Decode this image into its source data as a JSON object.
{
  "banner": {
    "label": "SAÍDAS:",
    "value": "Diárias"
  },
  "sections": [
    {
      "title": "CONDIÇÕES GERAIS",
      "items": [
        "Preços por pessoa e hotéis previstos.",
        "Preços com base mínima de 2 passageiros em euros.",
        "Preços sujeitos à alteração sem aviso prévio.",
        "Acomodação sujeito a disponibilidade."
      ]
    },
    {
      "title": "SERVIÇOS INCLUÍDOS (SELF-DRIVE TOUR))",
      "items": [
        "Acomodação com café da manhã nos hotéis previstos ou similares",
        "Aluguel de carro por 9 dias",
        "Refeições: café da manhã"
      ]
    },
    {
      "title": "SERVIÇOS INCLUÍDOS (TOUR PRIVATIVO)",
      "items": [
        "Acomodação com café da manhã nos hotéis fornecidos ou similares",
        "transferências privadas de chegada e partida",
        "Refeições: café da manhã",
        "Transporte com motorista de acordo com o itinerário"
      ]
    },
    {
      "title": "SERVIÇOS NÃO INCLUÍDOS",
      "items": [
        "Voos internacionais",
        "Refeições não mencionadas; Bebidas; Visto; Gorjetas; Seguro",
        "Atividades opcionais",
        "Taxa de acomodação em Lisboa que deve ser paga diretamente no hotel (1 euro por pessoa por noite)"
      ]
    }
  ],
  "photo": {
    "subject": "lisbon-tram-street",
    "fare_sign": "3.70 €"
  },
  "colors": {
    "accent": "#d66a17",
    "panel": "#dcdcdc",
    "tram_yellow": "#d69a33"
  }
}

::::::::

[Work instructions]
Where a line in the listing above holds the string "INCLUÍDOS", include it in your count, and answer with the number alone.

[Answer space]
3